++++ Data records ++++

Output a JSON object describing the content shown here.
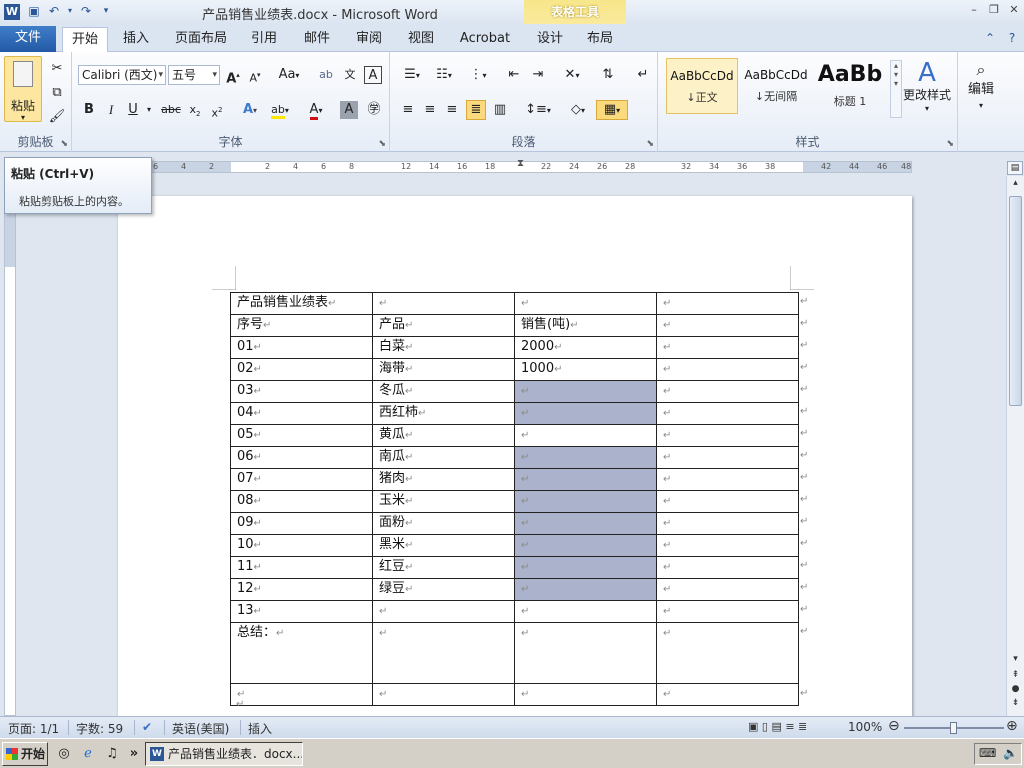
{
  "window": {
    "title": "产品销售业绩表.docx - Microsoft Word",
    "context_tab_title": "表格工具",
    "app_letter": "W"
  },
  "tabs": [
    "文件",
    "开始",
    "插入",
    "页面布局",
    "引用",
    "邮件",
    "审阅",
    "视图",
    "Acrobat",
    "设计",
    "布局"
  ],
  "ribbon": {
    "clipboard": {
      "label": "剪贴板",
      "paste": "粘贴"
    },
    "font": {
      "label": "字体",
      "font_name": "Calibri (西文)",
      "font_size": "五号"
    },
    "paragraph": {
      "label": "段落"
    },
    "styles": {
      "label": "样式",
      "items": [
        {
          "preview": "AaBbCcDd",
          "name": "↓正文"
        },
        {
          "preview": "AaBbCcDd",
          "name": "↓无间隔"
        },
        {
          "preview": "AaBb",
          "name": "标题 1"
        }
      ],
      "change_styles": "更改样式"
    },
    "editing": {
      "label": "编辑"
    }
  },
  "tooltip": {
    "title": "粘贴 (Ctrl+V)",
    "description": "粘贴剪贴板上的内容。"
  },
  "ruler": {
    "ticks": [
      "6",
      "4",
      "2",
      "2",
      "4",
      "6",
      "8",
      "12",
      "14",
      "16",
      "18",
      "22",
      "24",
      "26",
      "28",
      "32",
      "34",
      "36",
      "38",
      "42",
      "44",
      "46",
      "48"
    ]
  },
  "table": {
    "rows": [
      [
        "产品销售业绩表",
        "",
        "",
        ""
      ],
      [
        "序号",
        "产品",
        "销售(吨)",
        ""
      ],
      [
        "01",
        "白菜",
        "2000",
        ""
      ],
      [
        "02",
        "海带",
        "1000",
        ""
      ],
      [
        "03",
        "冬瓜",
        "",
        ""
      ],
      [
        "04",
        "西红柿",
        "",
        ""
      ],
      [
        "05",
        "黄瓜",
        "",
        ""
      ],
      [
        "06",
        "南瓜",
        "",
        ""
      ],
      [
        "07",
        "猪肉",
        "",
        ""
      ],
      [
        "08",
        "玉米",
        "",
        ""
      ],
      [
        "09",
        "面粉",
        "",
        ""
      ],
      [
        "10",
        "黑米",
        "",
        ""
      ],
      [
        "11",
        "红豆",
        "",
        ""
      ],
      [
        "12",
        "绿豆",
        "",
        ""
      ],
      [
        "13",
        "",
        "",
        ""
      ],
      [
        "总结：",
        "",
        "",
        ""
      ],
      [
        "",
        "",
        "",
        ""
      ]
    ],
    "shaded_cells": [
      [
        4,
        2
      ],
      [
        5,
        2
      ],
      [
        7,
        2
      ],
      [
        8,
        2
      ],
      [
        9,
        2
      ],
      [
        10,
        2
      ],
      [
        11,
        2
      ],
      [
        12,
        2
      ],
      [
        13,
        2
      ]
    ],
    "paragraph_mark": "↵",
    "shade_color": "#aab2cc"
  },
  "statusbar": {
    "page": "页面: 1/1",
    "words": "字数: 59",
    "language": "英语(美国)",
    "mode": "插入",
    "zoom": "100%"
  },
  "taskbar": {
    "start": "开始",
    "task_item": "产品销售业绩表．docx..."
  }
}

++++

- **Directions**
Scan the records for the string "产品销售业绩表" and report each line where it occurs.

- **Solution to the exercise**
    "title": "产品销售业绩表.docx - Microsoft Word",
        "产品销售业绩表",
    "task_item": "产品销售业绩表．docx..."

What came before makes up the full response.